_SUPPLIED DATA:_
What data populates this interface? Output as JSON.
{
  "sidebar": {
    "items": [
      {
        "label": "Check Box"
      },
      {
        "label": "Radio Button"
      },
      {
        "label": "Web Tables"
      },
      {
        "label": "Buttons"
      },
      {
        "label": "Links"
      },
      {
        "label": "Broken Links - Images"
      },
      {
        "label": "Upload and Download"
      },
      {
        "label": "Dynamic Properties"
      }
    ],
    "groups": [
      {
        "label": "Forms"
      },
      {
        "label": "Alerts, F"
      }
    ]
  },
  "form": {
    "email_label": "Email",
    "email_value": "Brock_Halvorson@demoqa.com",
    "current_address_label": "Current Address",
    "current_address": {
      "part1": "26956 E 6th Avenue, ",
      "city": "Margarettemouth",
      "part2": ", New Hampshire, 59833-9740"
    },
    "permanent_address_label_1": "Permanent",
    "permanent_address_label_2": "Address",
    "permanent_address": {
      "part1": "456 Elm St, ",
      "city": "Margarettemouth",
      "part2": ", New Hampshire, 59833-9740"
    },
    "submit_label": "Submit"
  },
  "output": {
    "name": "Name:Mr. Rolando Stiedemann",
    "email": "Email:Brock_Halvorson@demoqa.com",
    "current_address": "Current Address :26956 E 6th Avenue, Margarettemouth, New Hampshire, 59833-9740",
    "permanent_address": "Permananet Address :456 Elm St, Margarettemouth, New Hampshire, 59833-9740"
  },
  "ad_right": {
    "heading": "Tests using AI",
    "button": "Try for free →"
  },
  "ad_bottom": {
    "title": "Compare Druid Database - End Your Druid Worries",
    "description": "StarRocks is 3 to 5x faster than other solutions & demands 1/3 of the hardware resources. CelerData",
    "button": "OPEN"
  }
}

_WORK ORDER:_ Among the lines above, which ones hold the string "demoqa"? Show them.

_ANSWER:_
    "email_value": "Brock_Halvorson@demoqa.com",
    "email": "Email:Brock_Halvorson@demoqa.com",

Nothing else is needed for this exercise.